As a check of the deposited film thickness as measured using a quartz oscillator, an alternate means of measuring target thickness is desirable. A set-up was constructed within the target laboratory to determine target thickness using the energy loss of alpha particles from a 249Cf source. An ADC data-acquisition board and software were purchased for our laboratory computer for this purpose. Target thickness is obtained from the measured energy loss, determined specific to the target material, and calculated using Ziegler's formulas. The foil to be measured is placed within a mechanically-pumped vacuum chamber between the 249Cf source and a silicon surface-barrier detector. Small apertures are positioned above and below the target in order to collimate the alpha particles.

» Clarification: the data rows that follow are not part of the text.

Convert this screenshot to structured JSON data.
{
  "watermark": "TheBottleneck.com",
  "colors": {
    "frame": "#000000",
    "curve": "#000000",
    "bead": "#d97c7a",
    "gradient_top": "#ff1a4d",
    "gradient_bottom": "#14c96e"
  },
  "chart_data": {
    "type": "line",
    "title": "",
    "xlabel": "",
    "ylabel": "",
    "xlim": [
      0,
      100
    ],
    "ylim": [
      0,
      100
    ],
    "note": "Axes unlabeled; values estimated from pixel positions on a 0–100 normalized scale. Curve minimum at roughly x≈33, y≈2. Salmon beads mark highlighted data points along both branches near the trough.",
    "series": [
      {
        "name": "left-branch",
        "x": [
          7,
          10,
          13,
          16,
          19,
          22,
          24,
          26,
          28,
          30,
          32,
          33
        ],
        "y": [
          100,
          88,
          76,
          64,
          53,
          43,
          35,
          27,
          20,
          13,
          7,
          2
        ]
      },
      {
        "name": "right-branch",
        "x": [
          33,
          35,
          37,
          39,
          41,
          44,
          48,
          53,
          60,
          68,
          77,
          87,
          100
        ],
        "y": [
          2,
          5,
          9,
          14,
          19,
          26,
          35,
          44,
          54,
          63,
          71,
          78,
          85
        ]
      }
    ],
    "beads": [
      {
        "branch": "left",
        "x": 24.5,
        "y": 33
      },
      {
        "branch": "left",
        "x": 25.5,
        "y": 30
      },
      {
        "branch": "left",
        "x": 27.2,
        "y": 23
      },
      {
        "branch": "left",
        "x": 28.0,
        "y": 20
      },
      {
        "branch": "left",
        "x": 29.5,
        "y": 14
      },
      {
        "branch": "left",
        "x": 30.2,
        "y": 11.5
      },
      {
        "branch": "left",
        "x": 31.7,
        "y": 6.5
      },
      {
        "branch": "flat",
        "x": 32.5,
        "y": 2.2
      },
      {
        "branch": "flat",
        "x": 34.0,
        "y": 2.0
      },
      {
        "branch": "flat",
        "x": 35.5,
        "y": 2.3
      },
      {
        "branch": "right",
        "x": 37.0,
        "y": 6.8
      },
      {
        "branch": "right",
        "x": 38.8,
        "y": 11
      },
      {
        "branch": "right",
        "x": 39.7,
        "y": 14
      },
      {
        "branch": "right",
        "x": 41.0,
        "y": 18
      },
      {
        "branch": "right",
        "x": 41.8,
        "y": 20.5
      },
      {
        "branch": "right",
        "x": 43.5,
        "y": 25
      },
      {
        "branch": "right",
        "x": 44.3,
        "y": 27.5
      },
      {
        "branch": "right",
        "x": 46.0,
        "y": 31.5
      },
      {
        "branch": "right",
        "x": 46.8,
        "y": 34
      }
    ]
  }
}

Alpha particle energy loss target thickness system
with laboratory computer.


close-up of alpha counting system

Close-up of the alpha particle energy loss target
thickness system.

The alpha counting system presently used was constructed to measure target foils, which, including the target frame, are usually no larger than 2.5 cm by 2.5 cm. The small vacuum chamber cannot accommodate the large degrader foils, employed to slow down recoiling nuclei, metallized gas detector windows of various sizes and large area targets used in COULEX experiments. For this reason, a larger chamber, needed for alpha particle counting, was constructed to accept and measure these large area foils.


Larger Alpha particle energy loss target thickness system.



Target Storage Facility

A Varian V-200 turbo-pumped target storage facility is in operation for maintaining, under high vacuum, those targets, which can readily oxidize in air. This system utilizes computer-controlled circuitry to prevent targets from exposure to atmosphere during power interruptions. Within the vacuum chamber there exists a carousel capable of storing 100 targets. Loading and unloading targets is accomplished using a vacuum interlock, which can connect directly to the ATLAS experimental apparatus.


Computer Controlled High-Vacuum Target Storage System.

A second system of target storage employs a bank of vacuum desiccators connected to a mechanically pumped manifold for use by individual experimenters. This vacuum system includes an emergency shut-off valve, which prevents venting of the desiccators to atmosphere during power interruptions. Duplicates of both these systems have been constructed and are currently installed at ATLAS for the storage of air-sensitive targets which have been activated by the beam


Target Storage Desiccators connected to a mechanically pumped vacuum manifold.

An additional system consisting of two large plastic desiccators evacuated using a small turbo-pump system is in operation for material storage. This separates material from the target storage, hence eliminating repeated exposure when transferring and retrieving targets.


Plastic desiccators for the storage of materials.



Other Laboratory Apparatus


This glove box is utilized for the production of air-sensitive targets.



Clean hood used for static-sensitive targets among others.



Balances used for weighing of chemical materials as well as target foils.



Tube Furnace for Hydrogen Reactions.

Nuclear Instruments and Methods in Physics Research A 613 (2010) 462-464